→ **PROBLEM REQUIREMENTS**
Among the entries, which lines carry the string "subtitle"? Copy each of them.
━━ DATA RECORDS ━━
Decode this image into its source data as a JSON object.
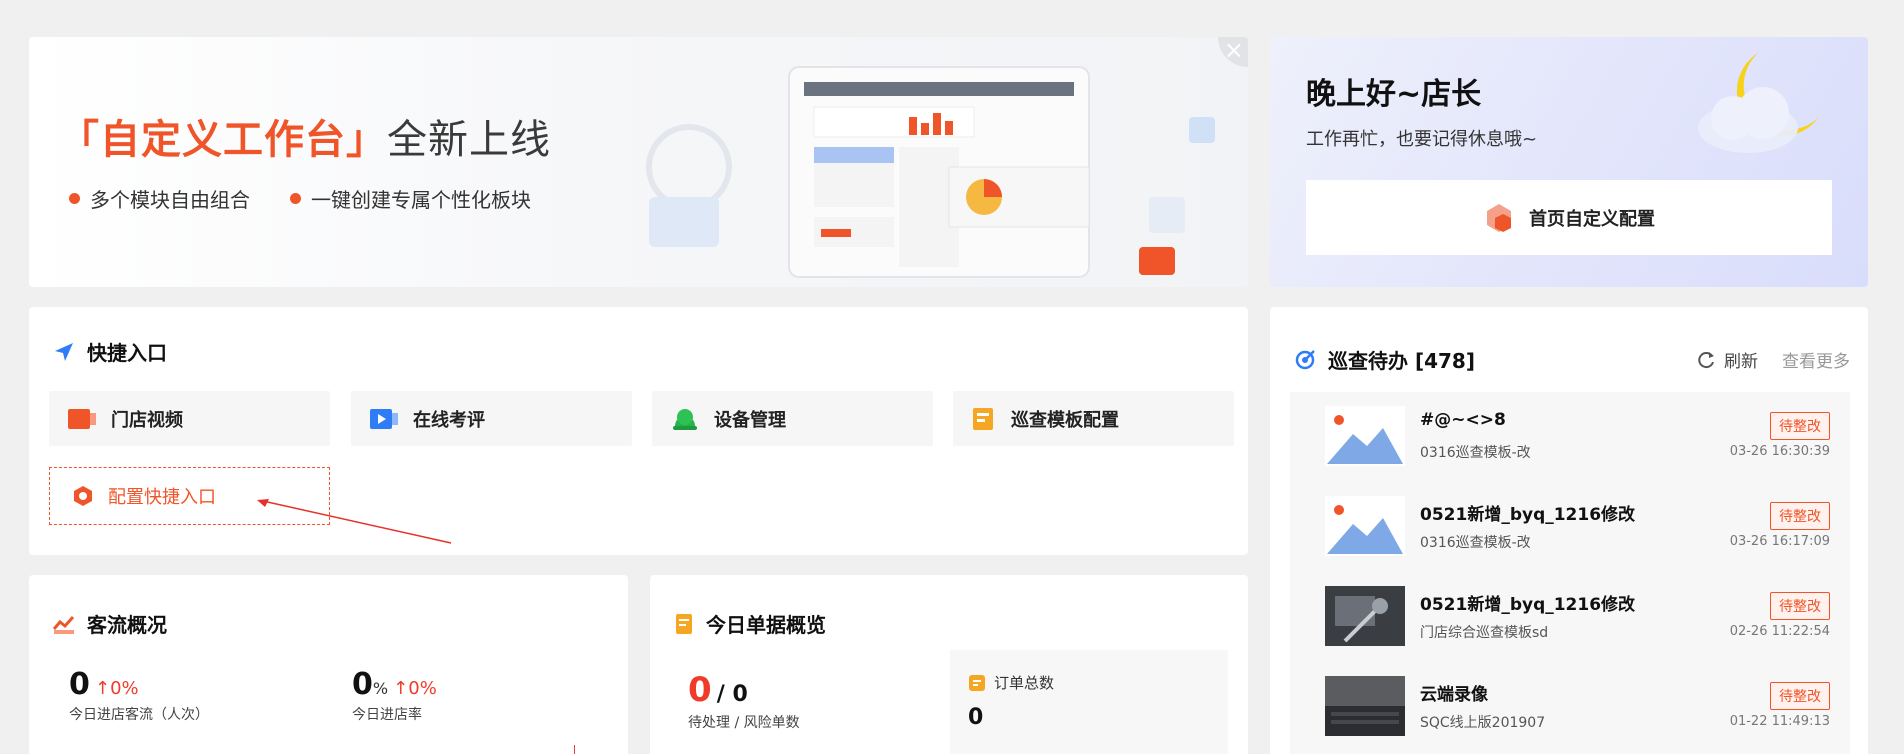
{
  "banner": {
    "title_accent": "「自定义工作台」",
    "title_rest": "全新上线",
    "bullets": [
      "多个模块自由组合",
      "一键创建专属个性化板块"
    ],
    "close_symbol": "×"
  },
  "greeting": {
    "title": "晚上好~店长",
    "subtitle": "工作再忙，也要记得休息哦~",
    "config_button": "首页自定义配置"
  },
  "quick_entry": {
    "title": "快捷入口",
    "items": [
      {
        "label": "门店视频",
        "icon": "video-icon"
      },
      {
        "label": "在线考评",
        "icon": "play-video-icon"
      },
      {
        "label": "设备管理",
        "icon": "device-icon"
      },
      {
        "label": "巡查模板配置",
        "icon": "template-icon"
      }
    ],
    "config_label": "配置快捷入口"
  },
  "customer_flow": {
    "title": "客流概况",
    "stats": [
      {
        "value": "0",
        "unit": "",
        "change": "0%",
        "label": "今日进店客流（人次）"
      },
      {
        "value": "0",
        "unit": "%",
        "change": "0%",
        "label": "今日进店率"
      }
    ]
  },
  "today_orders": {
    "title": "今日单据概览",
    "pending": "0",
    "risk": "/ 0",
    "pending_label": "待处理 / 风险单数",
    "total_label": "订单总数",
    "total_value": "0"
  },
  "patrol_todo": {
    "title": "巡查待办 [478]",
    "refresh": "刷新",
    "more": "查看更多",
    "items": [
      {
        "title": "#@~<>8",
        "subtitle": "0316巡查模板-改",
        "tag": "待整改",
        "time": "03-26 16:30:39",
        "thumb": "placeholder"
      },
      {
        "title": "0521新增_byq_1216修改",
        "subtitle": "0316巡查模板-改",
        "tag": "待整改",
        "time": "03-26 16:17:09",
        "thumb": "placeholder"
      },
      {
        "title": "0521新增_byq_1216修改",
        "subtitle": "门店综合巡查模板sd",
        "tag": "待整改",
        "time": "02-26 11:22:54",
        "thumb": "photo"
      },
      {
        "title": "云端录像",
        "subtitle": "SQC线上版201907",
        "tag": "待整改",
        "time": "01-22 11:49:13",
        "thumb": "photo"
      }
    ]
  },
  "colors": {
    "accent": "#f0552a",
    "blue": "#2f7df6",
    "up": "#f03a2a"
  }
}
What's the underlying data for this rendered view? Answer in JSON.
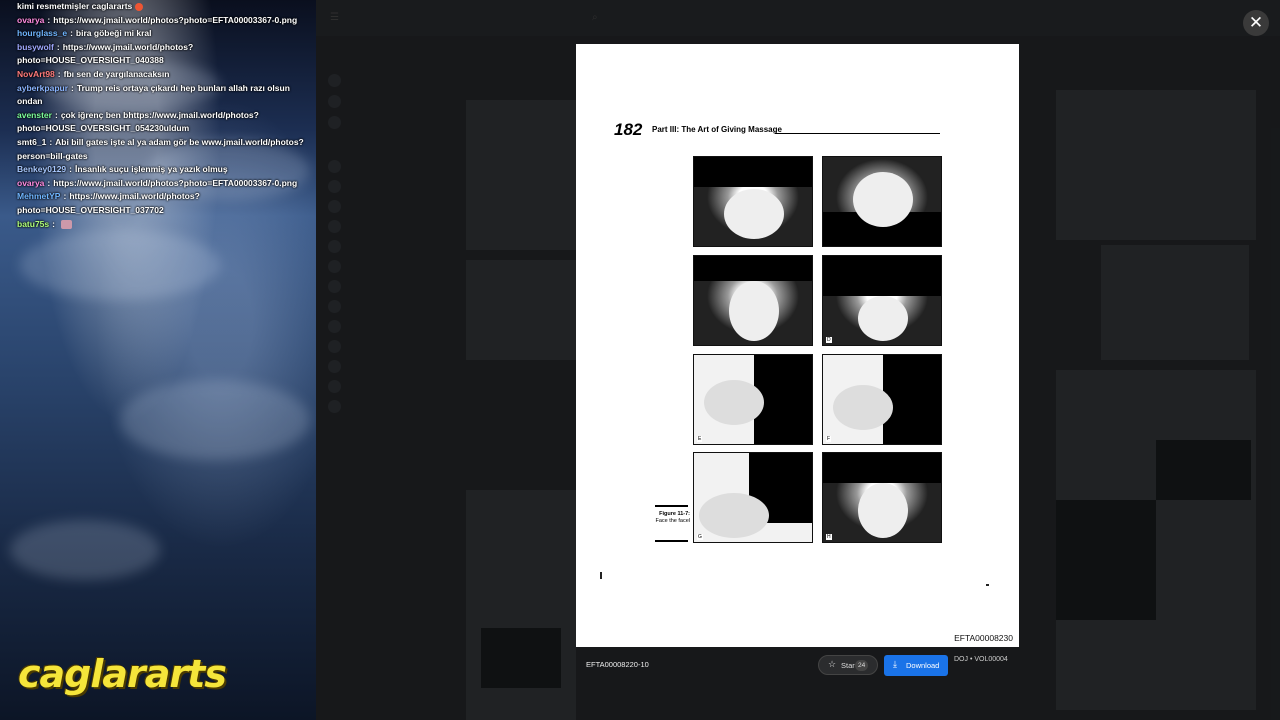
{
  "chat": [
    {
      "user": "",
      "message": "kimi resmetmişler caglararts",
      "user_color": "#ffffff",
      "has_badge": true
    },
    {
      "user": "ovarya",
      "message": "https://www.jmail.world/photos?photo=EFTA00003367-0.png",
      "user_color": "#ff8be0"
    },
    {
      "user": "hourglass_e",
      "message": "bira göbeği mi kral",
      "user_color": "#6fb5ff"
    },
    {
      "user": "busywolf",
      "message": "https://www.jmail.world/photos?photo=HOUSE_OVERSIGHT_040388",
      "user_color": "#9fa8ff"
    },
    {
      "user": "NovArt98",
      "message": "fbı sen de yargılanacaksın",
      "user_color": "#ff7a7a"
    },
    {
      "user": "ayberkpapur",
      "message": "Trump reis ortaya çıkardı hep bunları allah razı olsun ondan",
      "user_color": "#8ab4ff"
    },
    {
      "user": "avenster",
      "message": "çok iğrenç ben bhttps://www.jmail.world/photos?photo=HOUSE_OVERSIGHT_054230uldum",
      "user_color": "#7dff9a"
    },
    {
      "user": "smt6_1",
      "message": "Abi bill gates işte al ya adam gör be www.jmail.world/photos?person=bill-gates",
      "user_color": "#ffffff"
    },
    {
      "user": "Benkey0129",
      "message": "İnsanlık suçu işlenmiş ya yazık olmuş",
      "user_color": "#a8c8ff"
    },
    {
      "user": "ovarya",
      "message": "https://www.jmail.world/photos?photo=EFTA00003367-0.png",
      "user_color": "#ff8be0"
    },
    {
      "user": "MehmetYP",
      "message": "https://www.jmail.world/photos?photo=HOUSE_OVERSIGHT_037702",
      "user_color": "#6fb5ff"
    },
    {
      "user": "batu75s",
      "message": "",
      "user_color": "#b0ff7a",
      "has_emote": true
    }
  ],
  "logo_text": "caglararts",
  "viewer": {
    "page_number": "182",
    "page_header": "Part III: The Art of Giving Massage",
    "figure_letters": [
      "",
      "",
      "",
      "D",
      "E",
      "F",
      "G",
      "H"
    ],
    "caption_title": "Figure 11-7:",
    "caption_text": "Face the facel",
    "doc_id": "EFTA00008230",
    "file_name": "EFTA00008220-10",
    "star_label": "Star",
    "star_count": "24",
    "download_label": "Download",
    "source_label": "DOJ • VOL00004",
    "close_symbol": "✕"
  },
  "icons": {
    "close": "close-icon",
    "star": "star-icon",
    "download": "download-icon"
  },
  "colors": {
    "accent": "#1a73e8",
    "logo": "#f5e53a"
  }
}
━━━
→ **RESULT FOR THIS EXERCISE**
    "subtitle": "工作再忙，也要记得休息哦~",
        "subtitle": "0316巡查模板-改",
        "subtitle": "0316巡查模板-改",
        "subtitle": "门店综合巡查模板sd",
        "subtitle": "SQC线上版201907",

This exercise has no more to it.